Byrne's speech was universally welcomed by the industry, no doubt relieved to see self-regulation on the agenda. It had received scant attention during the conference or in the press. "The press coverage suggests there is a real lack of understanding about the successful role self-regulation can play," says Diageo's alcohol policy director, Gaye Pedlow. "It may well be that we need to ensure this track-record is communicated more effectively."

There is a sincere belief among drinks industry professionals that self-regulation in all areas of alcohol policy can be demonstrably effective and offers many advantages over legislation.

Jean Coussins

"The Portman Group Code of Practice has shown that a good instrument of self-regulation can work, to the benefit of all parties," says Coussins. The European Advertising Standards Alliance (EASA) has argued that "properly designed and well administered self-regulatory systems provide a swift, flexible, inexpensive and effective means of enabling the responsible majority of the industry to restrain the irresponsible minority."

The industry is quick to remind governments that self-regulation can save them money. "If it is well designed and well administered self-regulation tends to be less expensive and quicker and works better," says Allied Domecq's Jan Buckingham, chairman of the Amsterdam Group's executive committee. "Legislation is more cumbersome and bureaucratic and more expensive for government."

Self-regulation enjoys greater "buy-in" from those working in the industry which, say supporters, means there is more respect for the spirit of the code rather than simply the letter of the law. "One of the great things about self-regulation is that it is formed in a partnership," says Buckingham. "It should be possible to recognise the spirit of the law and not push it to the limit and that is what we should be striving to do with our self-regulation."

TAG recently organised a seminar for marketing executives from its member companies aimed at fostering a greater understanding of its Common Standards. "We were stressing the importance of not just trying to get round the thing," says Richard Owen. "This isn't something that some government body has slammed down on us; this is something we have put together ourselves because it's what we ought to do."

But self-regulation by its very nature will enjoy greater backing of those it is seeking to control than legislation from outside. What matters is that once codes of practice are put in place they are assessed as critical from within the industry - as they certainly will be from outside.

David Byrne

"I would only say that effective self-regulation is preferable to government regulation," says Marcus Grant, formerly with the WHO Europe office and now director of the International Center for Alcohol Policy (ICAP). "If self-regulation is only there to stave off government regulation that is not a very good reason for it. Where it is seen not to be effective, governments should intervene with legislation."

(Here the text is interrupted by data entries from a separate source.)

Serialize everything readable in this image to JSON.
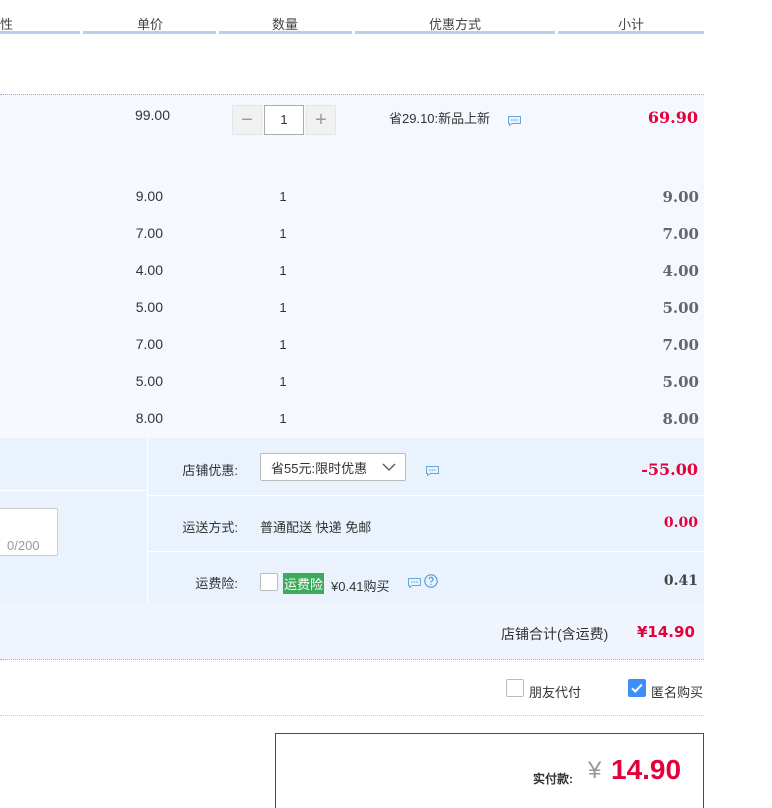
{
  "header": {
    "col_partial": "性",
    "col_price": "单价",
    "col_qty": "数量",
    "col_promo": "优惠方式",
    "col_subtotal": "小计"
  },
  "items": [
    {
      "price": "99.00",
      "qty": "1",
      "promo": "省29.10:新品上新",
      "subtotal": "69.90"
    },
    {
      "price": "9.00",
      "qty": "1",
      "subtotal": "9.00"
    },
    {
      "price": "7.00",
      "qty": "1",
      "subtotal": "7.00"
    },
    {
      "price": "4.00",
      "qty": "1",
      "subtotal": "4.00"
    },
    {
      "price": "5.00",
      "qty": "1",
      "subtotal": "5.00"
    },
    {
      "price": "7.00",
      "qty": "1",
      "subtotal": "7.00"
    },
    {
      "price": "5.00",
      "qty": "1",
      "subtotal": "5.00"
    },
    {
      "price": "8.00",
      "qty": "1",
      "subtotal": "8.00"
    }
  ],
  "stepper": {
    "minus": "−",
    "plus": "+",
    "value": "1"
  },
  "options": {
    "shop_discount_label": "店铺优惠:",
    "shop_discount_value": "省55元:限时优惠",
    "shop_discount_amount": "-55.00",
    "shipping_label": "运送方式:",
    "shipping_value": "普通配送 快递 免邮",
    "shipping_amount": "0.00",
    "insurance_label": "运费险:",
    "insurance_tag": "运费险",
    "insurance_value": "¥0.41购买",
    "insurance_amount": "0.41",
    "message_counter": "0/200"
  },
  "shop_total": {
    "label": "店铺合计(含运费)",
    "value": "¥14.90"
  },
  "pay_options": {
    "friend_pay": "朋友代付",
    "anonymous": "匿名购买"
  },
  "final": {
    "label": "实付款:",
    "currency": "¥",
    "amount": "14.90"
  },
  "colors": {
    "accent_red": "#e4003a",
    "header_line": "#b6d0ee",
    "panel_bg": "#eaf2fd",
    "check_blue": "#3e8ef7",
    "tag_green": "#3daa5a"
  }
}
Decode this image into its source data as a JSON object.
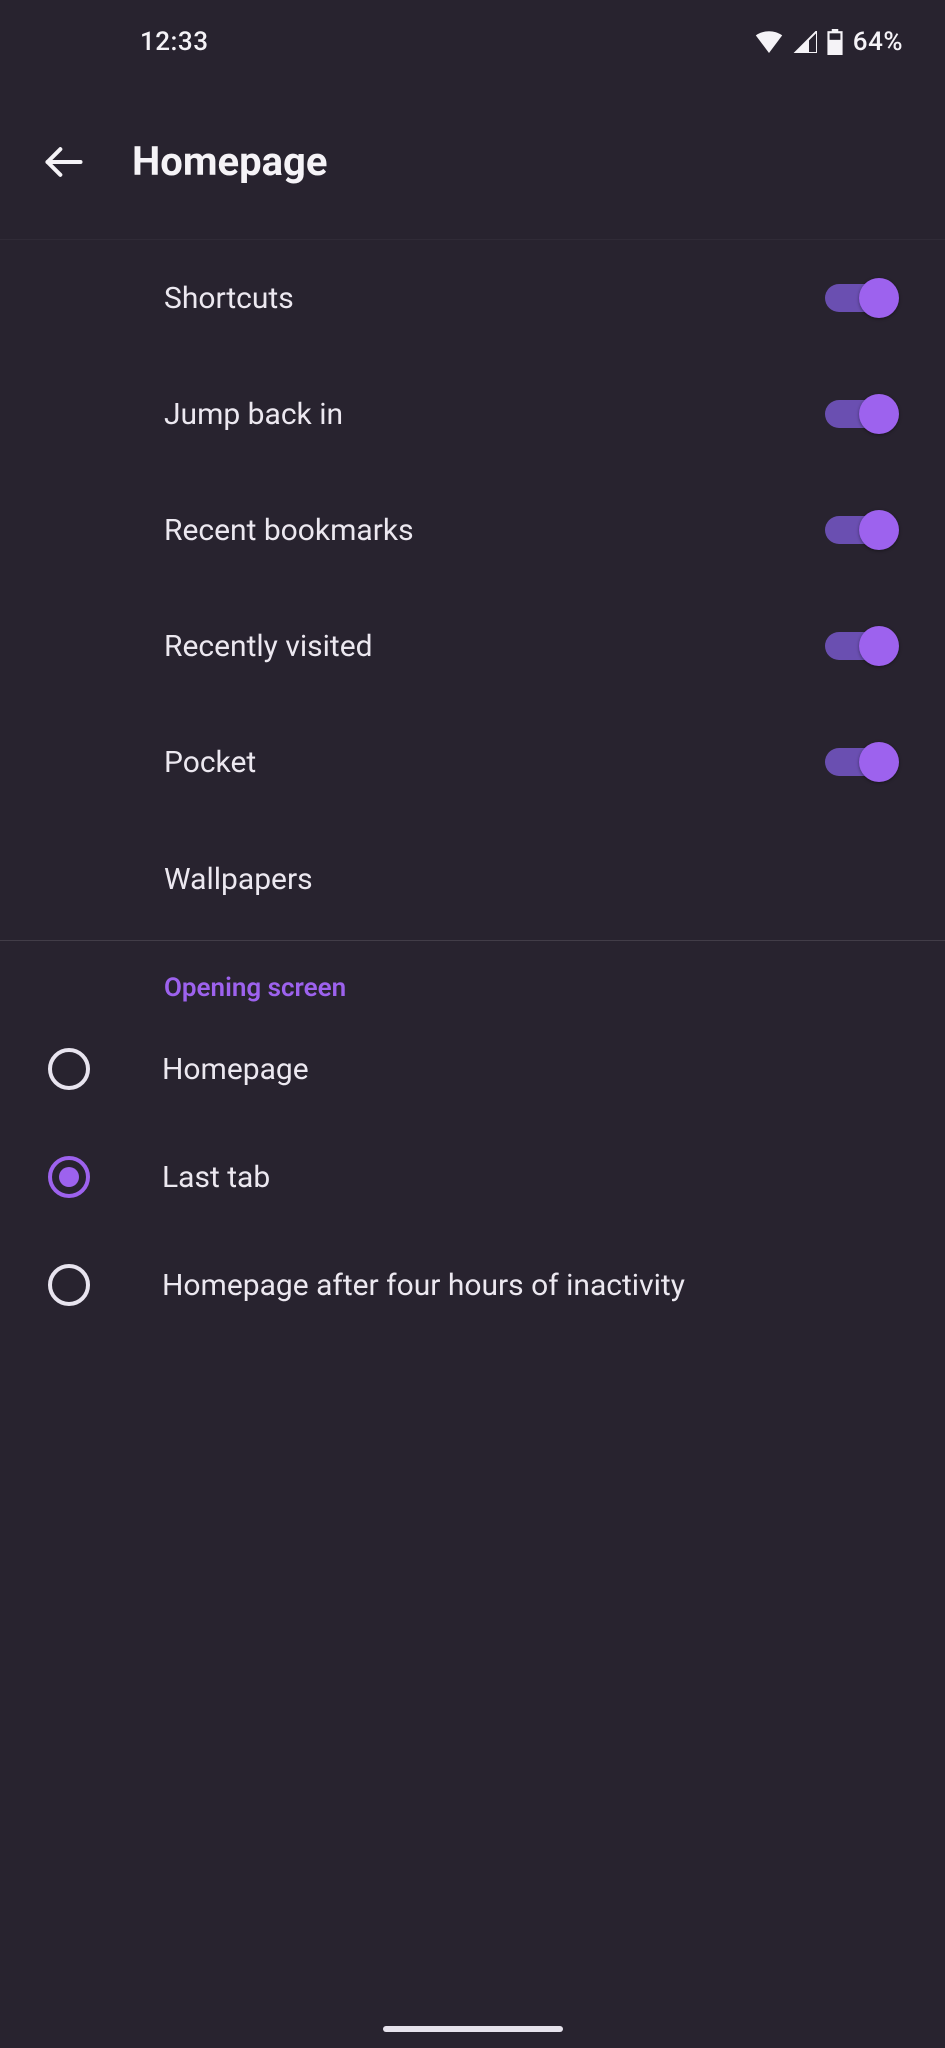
{
  "status": {
    "time": "12:33",
    "battery": "64%"
  },
  "appbar": {
    "title": "Homepage"
  },
  "toggles": [
    {
      "label": "Shortcuts",
      "on": true
    },
    {
      "label": "Jump back in",
      "on": true
    },
    {
      "label": "Recent bookmarks",
      "on": true
    },
    {
      "label": "Recently visited",
      "on": true
    },
    {
      "label": "Pocket",
      "on": true
    }
  ],
  "link_rows": [
    {
      "label": "Wallpapers"
    }
  ],
  "section": {
    "title": "Opening screen",
    "options": [
      {
        "label": "Homepage",
        "selected": false
      },
      {
        "label": "Last tab",
        "selected": true
      },
      {
        "label": "Homepage after four hours of inactivity",
        "selected": false
      }
    ]
  }
}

The self-regulation debate is entering a critical phase. Launching and communicating the existence of codes of practice was the first step while demonstrating a willingness to act on them, as Byrne's speech underlined, has become paramount. But willingness alone is not enough. There will be few prizes for effort; the industry has to show that self-regulation, when fully supported and acted up, actually does work. If, even with the best will in the world, it does not, the clamour for legislation will become irresistible.

While industry organisations may take issue with some of the WHO's figures, no one denies the problems are there, and they are alarming. Quibbling over exactly how many young people die as a result of alcohol abuse is not a politically wise move for the industry. But if it can point to genuine reductions in the damage misuse does, resulting clearly from its own measures, its position is immeasurably strengthened.